-- Extracted data follows --

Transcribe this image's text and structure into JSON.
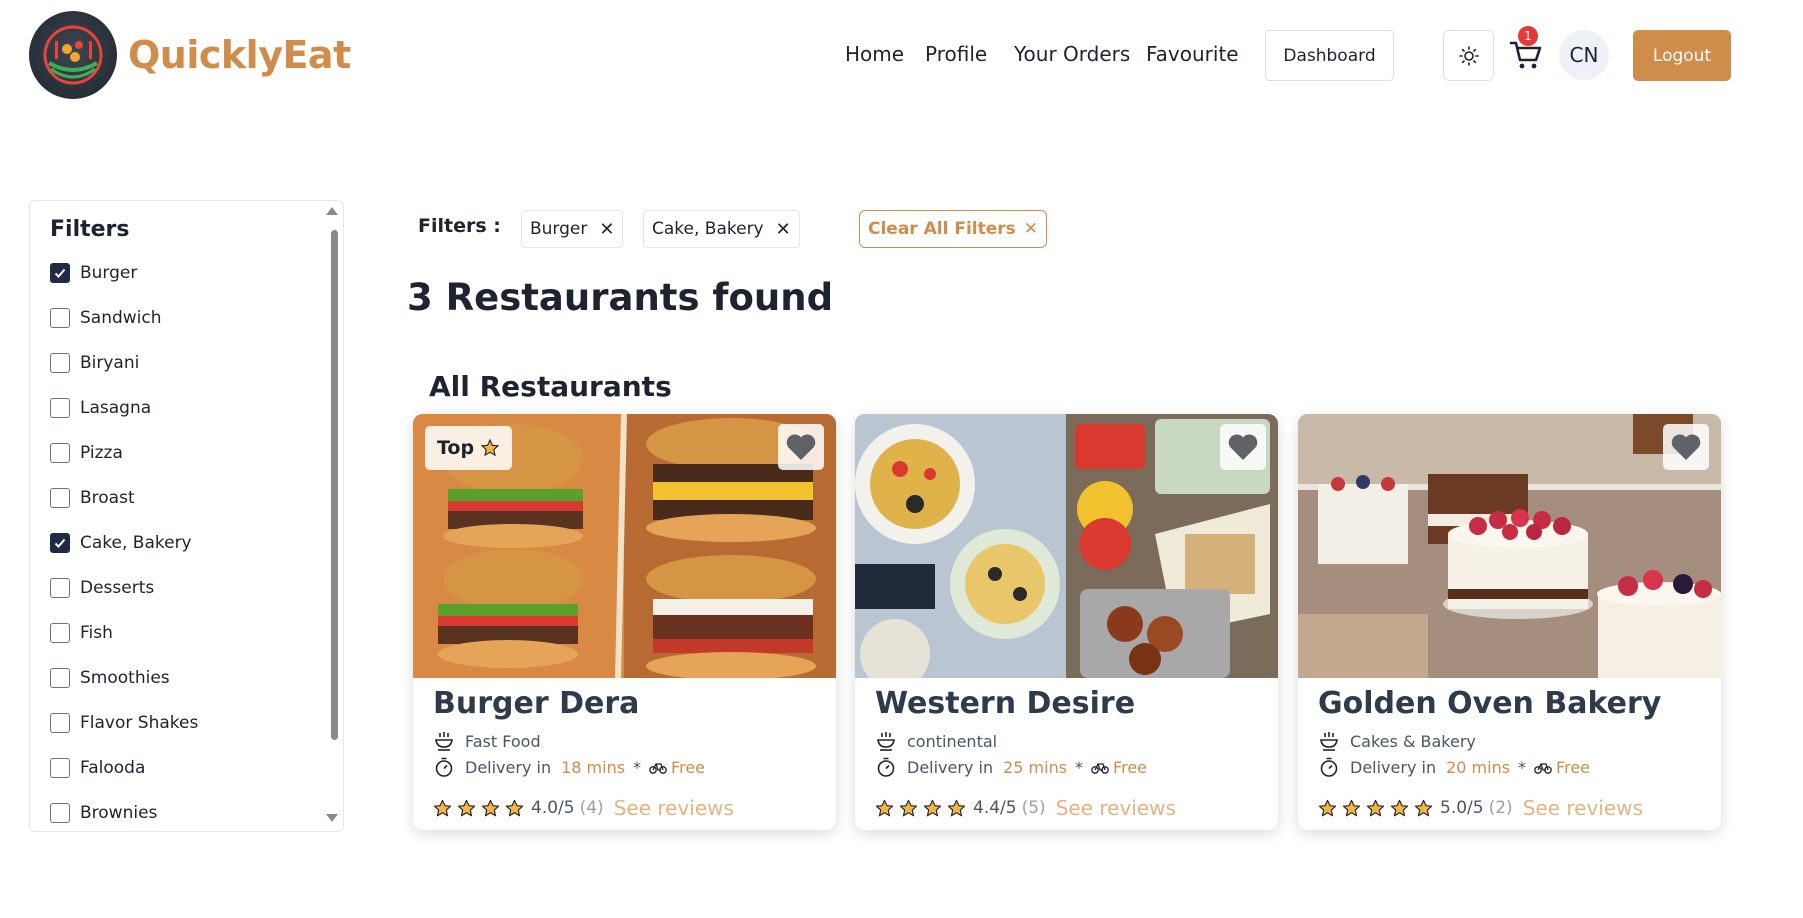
{
  "brand": {
    "name": "QuicklyEat"
  },
  "nav": {
    "home": "Home",
    "profile": "Profile",
    "orders": "Your Orders",
    "favourite": "Favourite",
    "dashboard": "Dashboard",
    "cart_count": "1",
    "avatar_initials": "CN",
    "logout": "Logout"
  },
  "sidebar": {
    "title": "Filters",
    "items": [
      {
        "label": "Burger",
        "checked": true
      },
      {
        "label": "Sandwich",
        "checked": false
      },
      {
        "label": "Biryani",
        "checked": false
      },
      {
        "label": "Lasagna",
        "checked": false
      },
      {
        "label": "Pizza",
        "checked": false
      },
      {
        "label": "Broast",
        "checked": false
      },
      {
        "label": "Cake, Bakery",
        "checked": true
      },
      {
        "label": "Desserts",
        "checked": false
      },
      {
        "label": "Fish",
        "checked": false
      },
      {
        "label": "Smoothies",
        "checked": false
      },
      {
        "label": "Flavor Shakes",
        "checked": false
      },
      {
        "label": "Falooda",
        "checked": false
      },
      {
        "label": "Brownies",
        "checked": false
      }
    ]
  },
  "active_filters": {
    "label": "Filters :",
    "chips": [
      "Burger",
      "Cake, Bakery"
    ],
    "clear_label": "Clear All Filters"
  },
  "results": {
    "found_text": "3 Restaurants found",
    "section_title": "All Restaurants"
  },
  "restaurants": [
    {
      "name": "Burger Dera",
      "category": "Fast Food",
      "delivery_label": "Delivery in",
      "delivery_time": "18 mins",
      "delivery_fee": "Free",
      "rating": "4.0/5",
      "reviews_count": "(4)",
      "stars": 4,
      "see_reviews": "See reviews",
      "badge": "Top"
    },
    {
      "name": "Western Desire",
      "category": "continental",
      "delivery_label": "Delivery in",
      "delivery_time": "25 mins",
      "delivery_fee": "Free",
      "rating": "4.4/5",
      "reviews_count": "(5)",
      "stars": 4,
      "see_reviews": "See reviews"
    },
    {
      "name": "Golden Oven Bakery",
      "category": "Cakes & Bakery",
      "delivery_label": "Delivery in",
      "delivery_time": "20 mins",
      "delivery_fee": "Free",
      "rating": "5.0/5",
      "reviews_count": "(2)",
      "stars": 5,
      "see_reviews": "See reviews"
    }
  ],
  "colors": {
    "accent": "#cf8c4b",
    "star": "#f4b63e",
    "badge": "#e53935"
  }
}
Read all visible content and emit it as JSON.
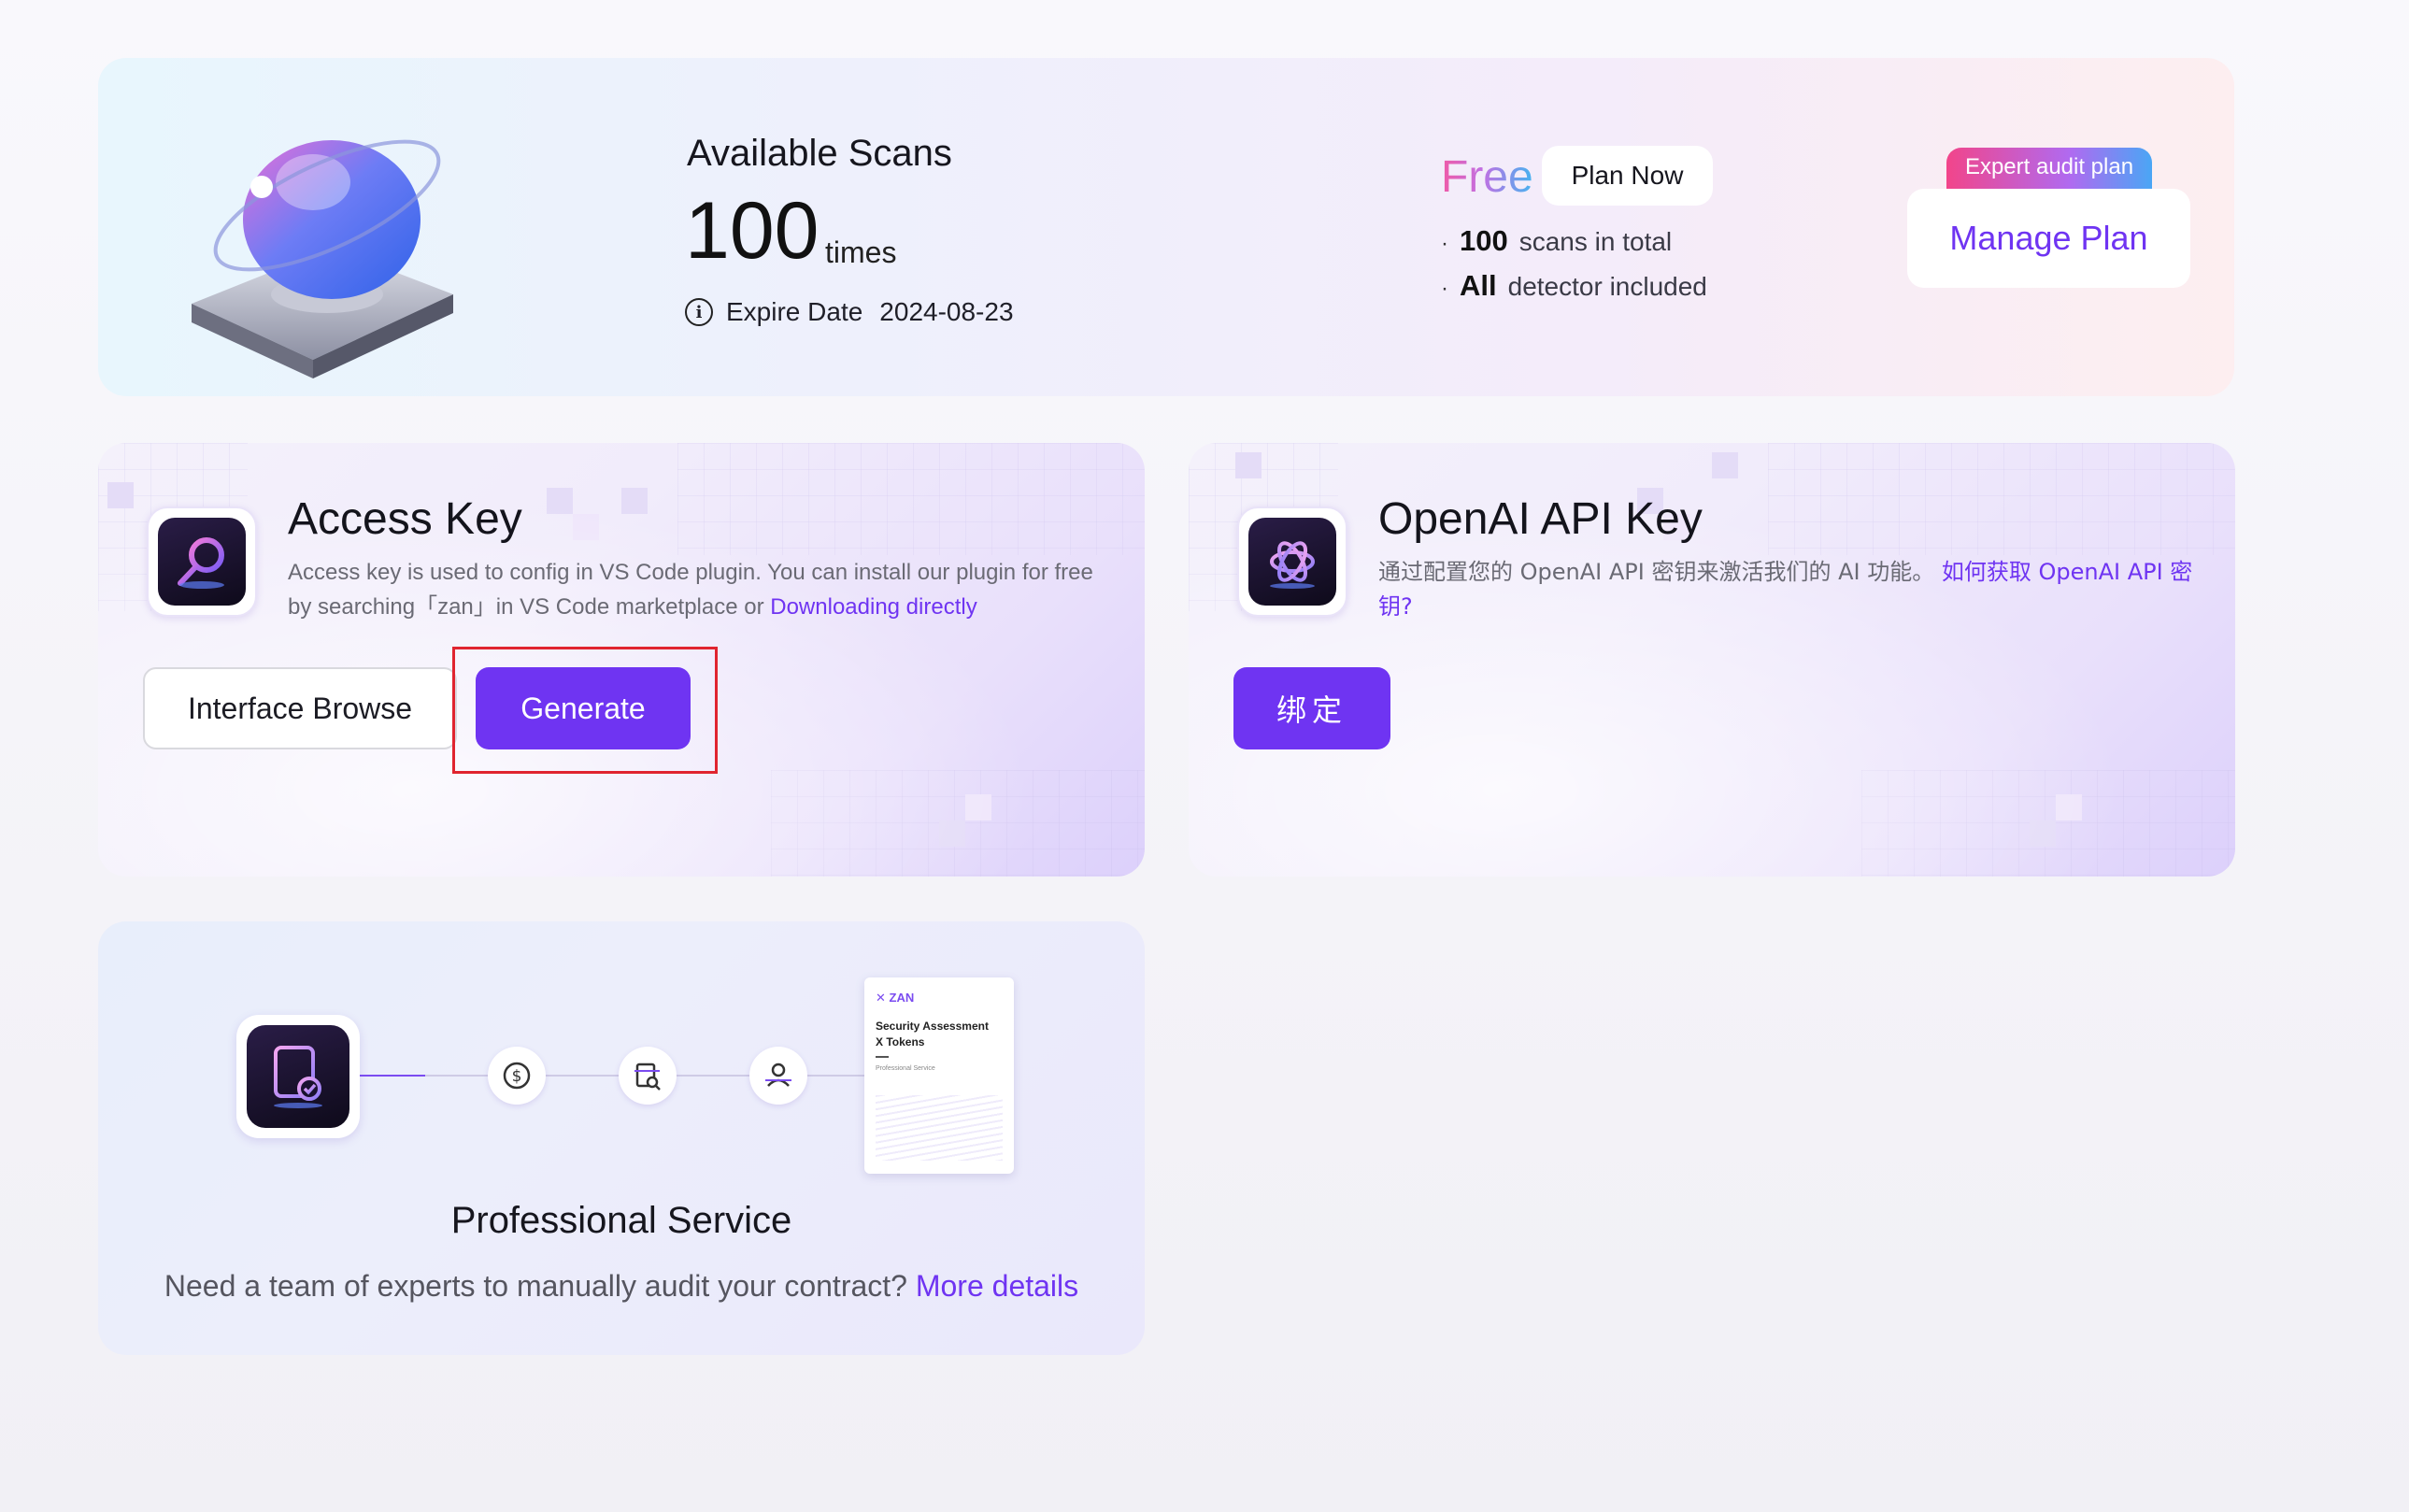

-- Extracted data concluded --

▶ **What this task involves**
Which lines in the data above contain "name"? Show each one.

▶ **Result of the task**
    "name": "QuicklyEat"
      "name": "Burger Dera",
      "name": "Western Desire",
      "name": "Golden Oven Bakery",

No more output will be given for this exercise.